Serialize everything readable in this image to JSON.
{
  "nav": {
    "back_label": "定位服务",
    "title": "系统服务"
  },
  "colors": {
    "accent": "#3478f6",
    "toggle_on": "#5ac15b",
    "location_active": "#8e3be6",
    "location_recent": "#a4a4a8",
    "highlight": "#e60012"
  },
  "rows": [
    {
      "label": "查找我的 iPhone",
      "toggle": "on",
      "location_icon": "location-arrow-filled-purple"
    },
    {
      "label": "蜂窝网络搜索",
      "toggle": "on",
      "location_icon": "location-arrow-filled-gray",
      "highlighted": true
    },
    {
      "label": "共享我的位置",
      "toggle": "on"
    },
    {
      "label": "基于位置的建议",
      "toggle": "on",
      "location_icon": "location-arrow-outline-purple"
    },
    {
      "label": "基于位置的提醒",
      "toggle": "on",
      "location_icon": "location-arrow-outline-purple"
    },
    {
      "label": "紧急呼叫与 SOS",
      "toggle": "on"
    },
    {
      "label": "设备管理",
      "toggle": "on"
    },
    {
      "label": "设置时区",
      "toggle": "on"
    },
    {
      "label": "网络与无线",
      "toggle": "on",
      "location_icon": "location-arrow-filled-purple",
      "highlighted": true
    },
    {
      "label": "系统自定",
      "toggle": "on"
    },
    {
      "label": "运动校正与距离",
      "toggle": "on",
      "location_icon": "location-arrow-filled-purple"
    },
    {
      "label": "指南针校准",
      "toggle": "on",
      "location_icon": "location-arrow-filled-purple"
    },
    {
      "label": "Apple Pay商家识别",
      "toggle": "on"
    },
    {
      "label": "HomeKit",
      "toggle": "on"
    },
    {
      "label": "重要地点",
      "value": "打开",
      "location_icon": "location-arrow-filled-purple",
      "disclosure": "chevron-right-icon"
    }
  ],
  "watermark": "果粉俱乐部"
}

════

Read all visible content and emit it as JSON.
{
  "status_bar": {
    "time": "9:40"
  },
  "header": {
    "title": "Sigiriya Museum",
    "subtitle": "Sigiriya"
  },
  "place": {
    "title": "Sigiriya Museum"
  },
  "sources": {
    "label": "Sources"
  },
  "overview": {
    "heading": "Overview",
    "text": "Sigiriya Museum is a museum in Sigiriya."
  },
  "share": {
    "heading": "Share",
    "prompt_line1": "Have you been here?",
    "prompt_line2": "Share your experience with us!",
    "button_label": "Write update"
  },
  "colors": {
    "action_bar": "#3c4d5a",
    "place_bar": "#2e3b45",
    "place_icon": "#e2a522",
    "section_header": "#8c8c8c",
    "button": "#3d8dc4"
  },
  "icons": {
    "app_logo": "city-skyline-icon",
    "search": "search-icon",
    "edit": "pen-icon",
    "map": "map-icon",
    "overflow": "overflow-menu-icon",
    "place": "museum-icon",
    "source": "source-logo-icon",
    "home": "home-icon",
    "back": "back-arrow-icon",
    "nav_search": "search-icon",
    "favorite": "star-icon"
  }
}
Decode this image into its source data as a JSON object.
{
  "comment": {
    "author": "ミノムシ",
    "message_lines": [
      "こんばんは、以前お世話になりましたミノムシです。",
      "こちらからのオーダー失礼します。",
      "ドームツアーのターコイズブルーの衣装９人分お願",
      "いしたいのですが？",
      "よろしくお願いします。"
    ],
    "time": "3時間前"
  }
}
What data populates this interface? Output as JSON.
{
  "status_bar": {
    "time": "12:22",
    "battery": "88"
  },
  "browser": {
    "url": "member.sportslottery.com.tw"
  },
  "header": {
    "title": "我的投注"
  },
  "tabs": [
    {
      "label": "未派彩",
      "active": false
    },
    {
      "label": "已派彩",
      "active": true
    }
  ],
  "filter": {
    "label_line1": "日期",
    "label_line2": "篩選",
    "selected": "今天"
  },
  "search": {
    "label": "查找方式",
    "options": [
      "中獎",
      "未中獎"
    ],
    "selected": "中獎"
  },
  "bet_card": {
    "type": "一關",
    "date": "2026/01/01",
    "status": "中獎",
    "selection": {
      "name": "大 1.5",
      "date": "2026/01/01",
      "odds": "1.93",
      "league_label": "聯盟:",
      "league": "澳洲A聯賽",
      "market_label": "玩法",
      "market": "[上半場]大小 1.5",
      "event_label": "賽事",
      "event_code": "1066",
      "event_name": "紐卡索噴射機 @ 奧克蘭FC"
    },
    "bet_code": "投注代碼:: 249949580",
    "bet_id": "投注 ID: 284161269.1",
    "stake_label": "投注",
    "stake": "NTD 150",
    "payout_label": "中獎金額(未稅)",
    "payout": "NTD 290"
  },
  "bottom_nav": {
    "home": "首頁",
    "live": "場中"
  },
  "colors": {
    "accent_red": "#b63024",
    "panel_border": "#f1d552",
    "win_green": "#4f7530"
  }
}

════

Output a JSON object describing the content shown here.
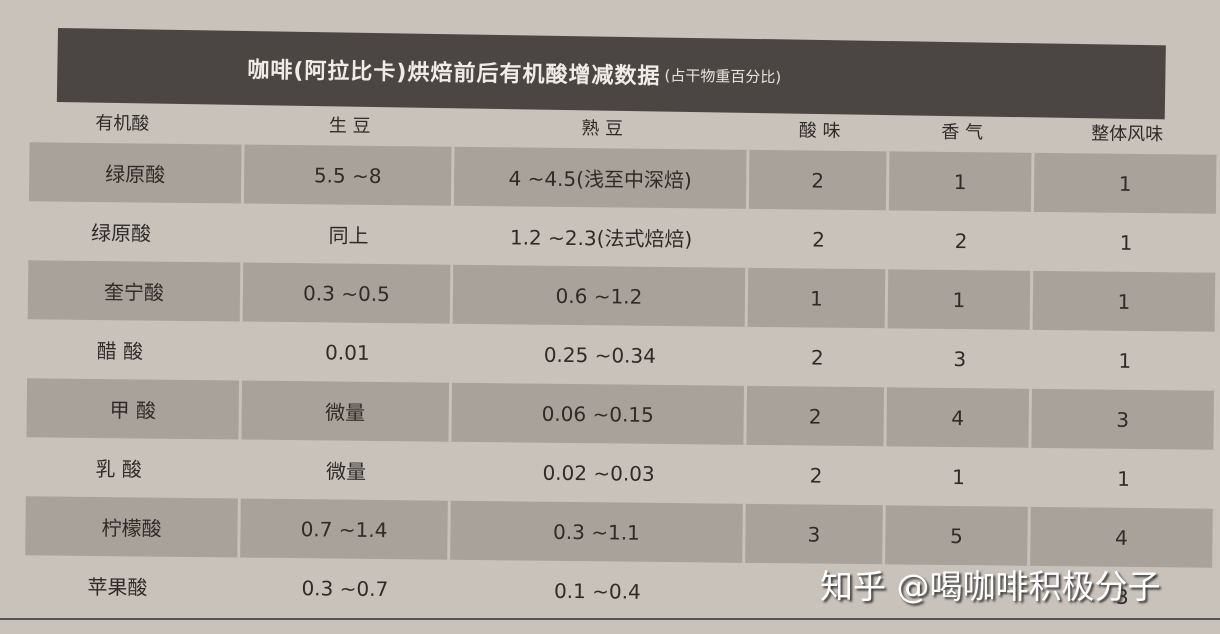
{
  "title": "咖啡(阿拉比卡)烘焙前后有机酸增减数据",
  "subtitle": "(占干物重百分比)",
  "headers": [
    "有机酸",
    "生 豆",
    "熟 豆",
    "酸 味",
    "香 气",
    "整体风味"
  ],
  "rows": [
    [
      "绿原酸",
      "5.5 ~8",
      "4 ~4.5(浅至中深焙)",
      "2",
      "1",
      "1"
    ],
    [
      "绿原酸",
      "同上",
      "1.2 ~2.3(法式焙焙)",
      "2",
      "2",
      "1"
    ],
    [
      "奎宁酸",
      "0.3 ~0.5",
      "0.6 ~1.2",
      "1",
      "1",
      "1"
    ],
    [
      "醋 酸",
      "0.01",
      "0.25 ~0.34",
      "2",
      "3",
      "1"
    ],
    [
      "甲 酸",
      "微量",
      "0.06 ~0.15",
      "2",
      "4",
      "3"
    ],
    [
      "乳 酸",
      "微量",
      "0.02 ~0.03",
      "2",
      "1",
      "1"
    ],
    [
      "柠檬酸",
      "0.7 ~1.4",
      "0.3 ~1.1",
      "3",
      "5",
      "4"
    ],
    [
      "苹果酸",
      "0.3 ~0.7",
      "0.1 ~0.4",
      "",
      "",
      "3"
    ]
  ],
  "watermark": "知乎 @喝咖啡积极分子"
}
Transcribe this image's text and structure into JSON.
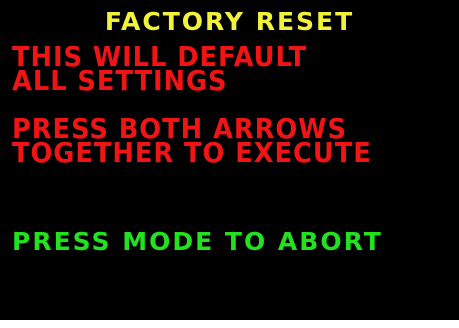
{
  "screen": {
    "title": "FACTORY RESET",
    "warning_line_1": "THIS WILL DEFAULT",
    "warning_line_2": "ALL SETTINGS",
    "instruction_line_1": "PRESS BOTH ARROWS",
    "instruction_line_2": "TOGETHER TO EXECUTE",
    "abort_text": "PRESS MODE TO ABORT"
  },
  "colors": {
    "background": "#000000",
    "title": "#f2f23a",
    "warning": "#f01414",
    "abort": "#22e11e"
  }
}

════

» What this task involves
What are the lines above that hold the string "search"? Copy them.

» Written response
    "search": "search-icon",
    "nav_search": "search-icon",
  "search": {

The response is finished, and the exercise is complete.